→ **ACTIVITY**
Copies of all lines that contain "Google" are needed; take them from the data below.
BEGIN PROVIDED ENTRIES
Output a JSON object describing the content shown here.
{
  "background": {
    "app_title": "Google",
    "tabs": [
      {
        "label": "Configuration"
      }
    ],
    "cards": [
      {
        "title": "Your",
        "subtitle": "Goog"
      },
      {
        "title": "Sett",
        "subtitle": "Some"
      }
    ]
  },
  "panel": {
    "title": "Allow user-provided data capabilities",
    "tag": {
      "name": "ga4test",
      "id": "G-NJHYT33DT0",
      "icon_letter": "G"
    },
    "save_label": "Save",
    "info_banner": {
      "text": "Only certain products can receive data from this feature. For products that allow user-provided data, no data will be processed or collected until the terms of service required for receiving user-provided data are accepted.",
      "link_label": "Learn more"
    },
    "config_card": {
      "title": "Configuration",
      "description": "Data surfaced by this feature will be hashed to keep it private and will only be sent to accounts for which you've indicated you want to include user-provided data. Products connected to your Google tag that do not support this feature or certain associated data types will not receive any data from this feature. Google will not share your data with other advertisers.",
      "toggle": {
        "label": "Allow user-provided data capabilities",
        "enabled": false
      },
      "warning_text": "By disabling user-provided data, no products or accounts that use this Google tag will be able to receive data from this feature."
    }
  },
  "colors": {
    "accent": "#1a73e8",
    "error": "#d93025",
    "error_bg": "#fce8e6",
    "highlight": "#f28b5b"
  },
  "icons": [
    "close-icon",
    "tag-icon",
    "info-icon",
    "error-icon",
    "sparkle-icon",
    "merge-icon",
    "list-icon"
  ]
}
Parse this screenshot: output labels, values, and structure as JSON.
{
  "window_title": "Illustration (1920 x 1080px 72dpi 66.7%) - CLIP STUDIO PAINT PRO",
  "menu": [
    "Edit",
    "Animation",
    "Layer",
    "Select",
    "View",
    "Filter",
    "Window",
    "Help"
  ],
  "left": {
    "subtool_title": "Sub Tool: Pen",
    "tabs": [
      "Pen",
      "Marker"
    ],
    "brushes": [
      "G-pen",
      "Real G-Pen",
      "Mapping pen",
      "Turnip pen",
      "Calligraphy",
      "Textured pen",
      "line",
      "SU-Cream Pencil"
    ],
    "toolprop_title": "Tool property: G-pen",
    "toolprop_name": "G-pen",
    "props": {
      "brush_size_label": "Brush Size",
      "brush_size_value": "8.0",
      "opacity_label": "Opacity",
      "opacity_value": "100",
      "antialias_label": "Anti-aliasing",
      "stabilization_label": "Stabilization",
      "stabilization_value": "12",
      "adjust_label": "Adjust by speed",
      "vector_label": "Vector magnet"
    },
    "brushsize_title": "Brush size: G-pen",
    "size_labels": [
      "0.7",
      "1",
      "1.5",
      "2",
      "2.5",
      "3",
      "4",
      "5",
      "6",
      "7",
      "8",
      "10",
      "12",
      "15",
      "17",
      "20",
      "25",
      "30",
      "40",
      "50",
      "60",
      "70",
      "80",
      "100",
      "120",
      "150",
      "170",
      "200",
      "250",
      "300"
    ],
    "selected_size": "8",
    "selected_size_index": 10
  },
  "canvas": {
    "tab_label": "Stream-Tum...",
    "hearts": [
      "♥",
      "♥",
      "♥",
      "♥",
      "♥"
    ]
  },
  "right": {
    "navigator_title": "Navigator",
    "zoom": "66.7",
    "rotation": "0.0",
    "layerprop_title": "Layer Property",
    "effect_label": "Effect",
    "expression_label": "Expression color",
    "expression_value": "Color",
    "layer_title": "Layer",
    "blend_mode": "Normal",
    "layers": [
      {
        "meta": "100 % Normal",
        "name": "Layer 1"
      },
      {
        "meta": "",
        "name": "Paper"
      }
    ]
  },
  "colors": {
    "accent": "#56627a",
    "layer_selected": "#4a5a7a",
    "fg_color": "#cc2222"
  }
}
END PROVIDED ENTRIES
→ **RESPONSE TO THE EXERCISE**
    "app_title": "Google",
      "description": "Data surfaced by this feature will be hashed to keep it private and will only be sent to accounts for which you've indicated you want to include user-provided data. Products connected to your Google tag that do not support this feature or certain associated data types will not receive any data from this feature. Google will not share your data with other advertisers.",
      "warning_text": "By disabling user-provided data, no products or accounts that use this Google tag will be able to receive data from this feature."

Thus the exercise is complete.